I do love the coffee grounds too. Nectar of the gods (coffee) and compost of the gods. Charred ground beans with a great NPK, wet, small particle size. My understanding is if you go w dark roast the outer char is actually char.

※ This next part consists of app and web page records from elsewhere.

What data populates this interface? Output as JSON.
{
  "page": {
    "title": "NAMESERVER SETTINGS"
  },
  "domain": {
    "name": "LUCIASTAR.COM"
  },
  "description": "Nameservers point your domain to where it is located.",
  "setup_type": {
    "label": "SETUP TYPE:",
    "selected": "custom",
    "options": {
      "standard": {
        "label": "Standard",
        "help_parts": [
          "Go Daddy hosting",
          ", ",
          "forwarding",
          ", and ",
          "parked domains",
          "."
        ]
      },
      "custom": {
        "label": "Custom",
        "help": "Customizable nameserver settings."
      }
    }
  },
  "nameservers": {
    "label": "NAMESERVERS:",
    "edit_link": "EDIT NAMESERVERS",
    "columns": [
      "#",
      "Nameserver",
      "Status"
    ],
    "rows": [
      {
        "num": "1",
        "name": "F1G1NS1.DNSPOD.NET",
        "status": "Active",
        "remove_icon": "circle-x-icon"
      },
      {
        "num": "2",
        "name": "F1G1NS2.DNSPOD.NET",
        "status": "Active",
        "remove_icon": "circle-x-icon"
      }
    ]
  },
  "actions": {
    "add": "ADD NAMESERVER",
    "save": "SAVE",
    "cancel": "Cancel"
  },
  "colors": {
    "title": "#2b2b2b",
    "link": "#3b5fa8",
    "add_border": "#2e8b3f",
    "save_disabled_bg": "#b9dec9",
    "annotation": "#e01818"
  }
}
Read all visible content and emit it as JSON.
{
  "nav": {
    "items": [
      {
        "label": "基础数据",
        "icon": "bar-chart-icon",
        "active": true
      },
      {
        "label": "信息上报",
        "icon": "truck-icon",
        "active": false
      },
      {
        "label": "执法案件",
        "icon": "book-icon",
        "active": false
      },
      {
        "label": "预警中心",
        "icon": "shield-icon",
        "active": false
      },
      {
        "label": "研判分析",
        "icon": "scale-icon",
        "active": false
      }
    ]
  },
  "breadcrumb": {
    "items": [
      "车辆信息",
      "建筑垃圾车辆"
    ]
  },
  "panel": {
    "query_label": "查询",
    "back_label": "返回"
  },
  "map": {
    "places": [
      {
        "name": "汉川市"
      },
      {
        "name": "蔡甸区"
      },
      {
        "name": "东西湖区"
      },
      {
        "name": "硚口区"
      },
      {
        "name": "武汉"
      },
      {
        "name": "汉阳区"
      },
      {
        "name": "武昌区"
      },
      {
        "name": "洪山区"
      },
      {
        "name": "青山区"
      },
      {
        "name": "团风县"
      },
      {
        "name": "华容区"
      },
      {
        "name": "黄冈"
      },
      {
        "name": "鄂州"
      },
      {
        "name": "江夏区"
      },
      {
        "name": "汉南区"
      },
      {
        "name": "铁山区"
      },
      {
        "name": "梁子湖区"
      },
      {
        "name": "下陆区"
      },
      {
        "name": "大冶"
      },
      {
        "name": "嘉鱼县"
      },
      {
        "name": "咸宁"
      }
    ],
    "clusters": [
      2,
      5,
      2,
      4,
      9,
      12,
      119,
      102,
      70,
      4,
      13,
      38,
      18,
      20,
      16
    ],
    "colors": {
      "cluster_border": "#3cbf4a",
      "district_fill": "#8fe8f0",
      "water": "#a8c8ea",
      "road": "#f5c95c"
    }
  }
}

Anyway, I have an arrangement with several local coffee stands. I leave them empty lidded buckets and they give me them back loaded w grounds. I just slip them some nice buds to “grease” the arrangement. I usually get a free coffee too, ha. I probably add 50lbs a year to my raised beds and food forest. That coffee can full would only last a week here…